On the fasting aspect, I know of Christian friends who regularly fast in an informal context during Ramadan. It is either in solidarity with Muslims with whom they are closely endeared, or out of the realisation upon experimenting with the process, that it is pretty much energising.
On that account, the bit about Islam being a religion anchored on cultivating and consolidating peace, is manifested in part by uplifting the spirits of non-Muslims who join them in the fast as well as fast-breaking.
This reminds us that whereas religions differ on some spiritual aspects, they are primarily geared at fortifying solidarity amongst God’s children. It is extremely sad, though, that peaceful co-existence amongst subscribers to different religions isn’t all-round.
To return to my ‘All is well that ends well’ opener, I was deeply horrified by a news item highlighted on an international television channel during the latest ‘mfungo’. In a certain middle eastern country, security personnel moved around a residential neighbourhood at midnight, loudly issuing warnings through loud hailers, that those who would disturb the peace of neighbours seeking sound sleep, would be sanctioned.
The ‘disturbance’ in question was the drumbeats sounded by groups of Islamic faithful who moved around to awaken fellow worshippers, to get set for eating ‘daku’, as a pre-dawn curtain raiser for the fasting process.
It struck me as absolutely heartless for one group of people in a community to get worked up over the sound of drumbeats that aren’t even ear-splitting, which are associated with a religion with which their neighbours are linked!
But worse, to threaten the presumed noise-makers with punishment that could probably include fines or imprisonment. That scenario smacks of hostile neighbourliness as the antithesis of good neighbourliness !
Mercifully, we are spared of such inhumane tendencies. In times delightful and sad, represented by marriages and funerals, for instance, neighbours join forces as a participatory family. No given spiritual constituency mocks another, but assigns it, instead, utmost respect.

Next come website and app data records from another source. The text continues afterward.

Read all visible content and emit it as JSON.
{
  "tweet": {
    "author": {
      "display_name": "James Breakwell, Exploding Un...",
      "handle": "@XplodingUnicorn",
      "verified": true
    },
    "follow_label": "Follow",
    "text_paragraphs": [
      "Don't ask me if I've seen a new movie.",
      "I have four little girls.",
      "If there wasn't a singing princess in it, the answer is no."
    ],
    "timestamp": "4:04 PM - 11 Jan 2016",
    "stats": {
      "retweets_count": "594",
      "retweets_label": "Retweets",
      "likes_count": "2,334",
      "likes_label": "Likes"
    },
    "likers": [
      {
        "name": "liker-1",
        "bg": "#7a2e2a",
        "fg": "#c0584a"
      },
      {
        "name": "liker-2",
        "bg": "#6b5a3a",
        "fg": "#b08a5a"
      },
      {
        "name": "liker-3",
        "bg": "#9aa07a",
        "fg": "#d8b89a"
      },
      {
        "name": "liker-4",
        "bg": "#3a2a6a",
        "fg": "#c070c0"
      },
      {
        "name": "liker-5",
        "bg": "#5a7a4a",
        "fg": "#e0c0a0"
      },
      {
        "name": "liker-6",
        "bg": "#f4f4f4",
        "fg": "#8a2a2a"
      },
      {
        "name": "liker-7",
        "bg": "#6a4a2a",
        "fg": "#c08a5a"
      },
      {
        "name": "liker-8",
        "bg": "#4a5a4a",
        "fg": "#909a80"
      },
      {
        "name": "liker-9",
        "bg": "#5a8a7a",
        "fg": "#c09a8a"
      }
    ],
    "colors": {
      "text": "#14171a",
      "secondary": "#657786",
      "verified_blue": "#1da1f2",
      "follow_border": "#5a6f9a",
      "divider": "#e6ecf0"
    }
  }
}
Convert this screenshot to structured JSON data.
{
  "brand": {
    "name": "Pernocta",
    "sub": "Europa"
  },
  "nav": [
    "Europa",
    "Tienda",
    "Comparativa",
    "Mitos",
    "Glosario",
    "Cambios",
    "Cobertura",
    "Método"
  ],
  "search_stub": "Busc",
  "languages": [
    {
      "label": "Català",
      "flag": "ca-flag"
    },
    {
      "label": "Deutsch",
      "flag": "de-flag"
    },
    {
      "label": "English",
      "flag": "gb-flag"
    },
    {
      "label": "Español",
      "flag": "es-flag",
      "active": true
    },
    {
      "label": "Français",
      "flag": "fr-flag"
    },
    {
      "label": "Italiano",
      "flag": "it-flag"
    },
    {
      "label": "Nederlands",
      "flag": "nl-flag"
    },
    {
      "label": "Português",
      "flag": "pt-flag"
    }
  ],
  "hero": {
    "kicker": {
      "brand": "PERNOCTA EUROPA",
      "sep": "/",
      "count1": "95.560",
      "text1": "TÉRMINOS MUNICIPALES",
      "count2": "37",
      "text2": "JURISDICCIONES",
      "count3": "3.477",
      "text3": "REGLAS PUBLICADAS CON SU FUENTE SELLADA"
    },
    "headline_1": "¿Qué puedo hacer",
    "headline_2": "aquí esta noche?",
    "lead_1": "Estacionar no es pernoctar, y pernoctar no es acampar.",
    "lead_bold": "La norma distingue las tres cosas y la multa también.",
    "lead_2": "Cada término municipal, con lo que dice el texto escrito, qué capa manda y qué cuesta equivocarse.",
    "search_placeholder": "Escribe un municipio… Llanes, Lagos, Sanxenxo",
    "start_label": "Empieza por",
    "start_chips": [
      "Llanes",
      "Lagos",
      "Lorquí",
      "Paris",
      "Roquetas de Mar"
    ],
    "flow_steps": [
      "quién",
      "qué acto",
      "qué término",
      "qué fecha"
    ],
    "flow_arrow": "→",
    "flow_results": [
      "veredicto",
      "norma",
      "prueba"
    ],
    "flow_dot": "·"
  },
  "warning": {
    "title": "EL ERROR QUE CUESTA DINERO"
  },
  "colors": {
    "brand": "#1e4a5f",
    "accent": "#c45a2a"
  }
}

We have a situation, moreover, especially in urban centres, whereby neighbourhood-sharing Muslims and Christians are terrorised by near all-night-long music from non-sound proof night clubs. It would thus be unfair for a Christian to brand as noise polluters, drummer boys on a month-long; once-a-year dakuannouncement rounds.
The same would apply to a Muslim who would feel agitated by occasional Christian prayer (mkesha) sessions in the neighbourhood. As I sketched earlier, Tanzanians are a generally peace-cherishing people who are conscious that they would be the losers if they were to wreck it.
But so long as some of our compatriots are a disruptive lot, the peace-consolidation; antipeace wrecking campaign must be sustained. Factored there-in was the recent call in Dar es Salaam by President John Magufuli, to avoid mixing politics with religion.
The mixture is for energising presumably hidden but in reality naked opportunistic agendas.